An agreement on the U.S. debt ceiling appeared to be emerging Tuesday after much back and forth between the Democrats and Republicans in Congress, but the battle will likely see round 2 early next year.
That is because a deal is likely to raise the nation's borrowing power only for a few months, setting the stage for more partisan brinkmanship in winter.
Thursday stands as a crucial deadline -- the last day the federal government is certain to have enough money to pay its bills, and failure to raise the debt ceiling could cause all geo- economic hell to break loose, analysts said.
While the bill now under consideration in Congress would extend the country's borrowing authority, the legislation would only last until Feb.7. Once that date approaches, analysts expect both sides to again come out swinging in a knock-down, drag out fight.
What's more, round 2 will extend to round 3 and beyond, as analysts said the battle will continue until there is a consensus across the political divide on the need to reign in massive U.S. spending, and there's no telling how long that will take.
"No matter what deal we get, we're going to continue to move from fiscal crisis to fiscal crisis," Ford O'Connell, a Republican strategist, told Xinhua.
"They're not going to actually default," he said of Congress. "They're going to reach a last-minute deal .. We're going to move from fiscal crisis to fiscal crisis until both sides achieve a grand bargain."
With the U.S. spending heavily for more than a decade, the nation's debt -- around 17 trillion U.S. dollars -- stands at roughly the same size as the economy's total output value, which is nearly three times the level of debt in the year 2000.
"That can not continue, and when your debt is larger than the annual production of your goods and services, you're in trouble as a country because it's unsustainable," O'Connell said.
Tuesday saw much back and forth between lawmakers as they came closer to cutting a deal before the looming deadline.
As the nation barreled toward its first-ever default, both parties played what some billed a fast-pace game of ping-pong politics -- batting possible solutions back and forth throughout the day without settling on any details.
But as the day wore on, efforts at scoring political points subsided as the clock ticked toward economic disaster and lawmakers realized they had to act to prevent the markets from plummeting.
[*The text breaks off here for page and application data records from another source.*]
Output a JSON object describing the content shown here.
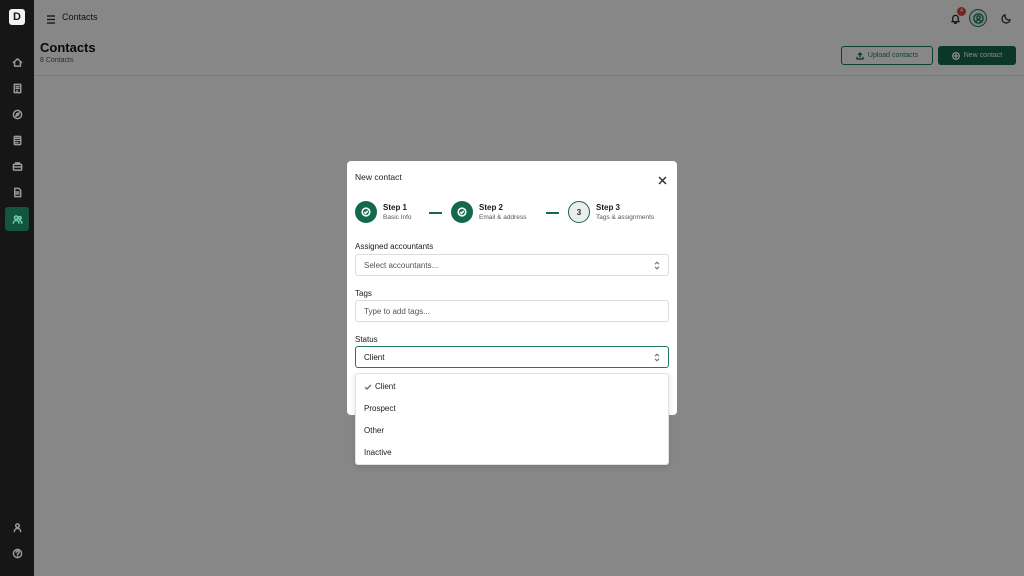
{
  "app": {
    "logo_text": "D"
  },
  "sidebar": {
    "items": [
      {
        "name": "home-icon"
      },
      {
        "name": "building-icon"
      },
      {
        "name": "compass-icon"
      },
      {
        "name": "calculator-icon"
      },
      {
        "name": "briefcase-icon"
      },
      {
        "name": "document-icon"
      },
      {
        "name": "users-icon",
        "active": true
      }
    ],
    "bottom_items": [
      {
        "name": "user-icon"
      },
      {
        "name": "help-icon"
      }
    ]
  },
  "topbar": {
    "title": "Contacts",
    "notification_count": "4"
  },
  "page": {
    "title": "Contacts",
    "subtitle": "8 Contacts",
    "upload_label": "Upload contacts",
    "new_label": "New contact"
  },
  "modal": {
    "title": "New contact",
    "steps": [
      {
        "label": "Step 1",
        "desc": "Basic Info",
        "state": "done"
      },
      {
        "label": "Step 2",
        "desc": "Email & address",
        "state": "done"
      },
      {
        "label": "Step 3",
        "desc": "Tags & assignments",
        "state": "current",
        "number": "3"
      }
    ],
    "assigned": {
      "label": "Assigned accountants",
      "placeholder": "Select accountants..."
    },
    "tags": {
      "label": "Tags",
      "placeholder": "Type to add tags..."
    },
    "status": {
      "label": "Status",
      "value": "Client",
      "options": [
        "Client",
        "Prospect",
        "Other",
        "Inactive"
      ]
    }
  },
  "colors": {
    "accent": "#13694a",
    "sidebar_bg": "#161616",
    "badge": "#d8483c"
  }
}
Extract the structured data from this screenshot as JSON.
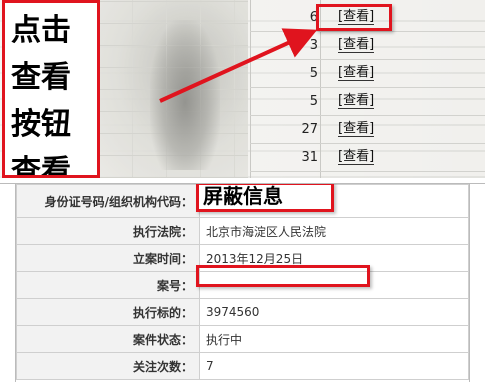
{
  "annotation": {
    "lines": [
      "点击",
      "查看",
      "按钮",
      "查看"
    ]
  },
  "list": {
    "rows": [
      {
        "count": "6",
        "view_label": "[查看]"
      },
      {
        "count": "3",
        "view_label": "[查看]"
      },
      {
        "count": "5",
        "view_label": "[查看]"
      },
      {
        "count": "5",
        "view_label": "[查看]"
      },
      {
        "count": "27",
        "view_label": "[查看]"
      },
      {
        "count": "31",
        "view_label": "[查看]"
      }
    ]
  },
  "detail": {
    "id_label": "身份证号码/组织机构代码：",
    "id_mask_text": "屏蔽信息",
    "court_label": "执行法院：",
    "court_value": "北京市海淀区人民法院",
    "filed_label": "立案时间：",
    "filed_value": "2013年12月25日",
    "case_no_label": "案号：",
    "case_no_value": "",
    "amount_label": "执行标的：",
    "amount_value": "3974560",
    "status_label": "案件状态：",
    "status_value": "执行中",
    "follow_label": "关注次数：",
    "follow_value": "7"
  },
  "colors": {
    "highlight": "#e0141e"
  }
}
In late afternoon, Democratic lawmakers emerged from a White House meeting expressing optimism that the debt default can be averted.
Leaders worldwide have warned of the disastrous consequences of a U.S. debt default, although analysts said lawmakers are unlikely to shirk the country's debt responsibilities.
Speaking to reporters Saturday at the International Monetary Fund's fall meetings, Chair Tharman Shanmugaratnam of the International Monetary and Financial Committee, an arm of the IMF, told reporters that the debt ceiling and chronic U.S. budget crisis is a "critical issue for all of us."
The current U.S. political gridlock and ongoing budget impasse impacts confidence, and failure to instill confidence could impact private investment needed in the next phase of the recovery, he warned.
"Private investment hinges on confidence," he said. "And if we don't get a clear resolution ... it's going to be hard to see how that confidence is going to come back."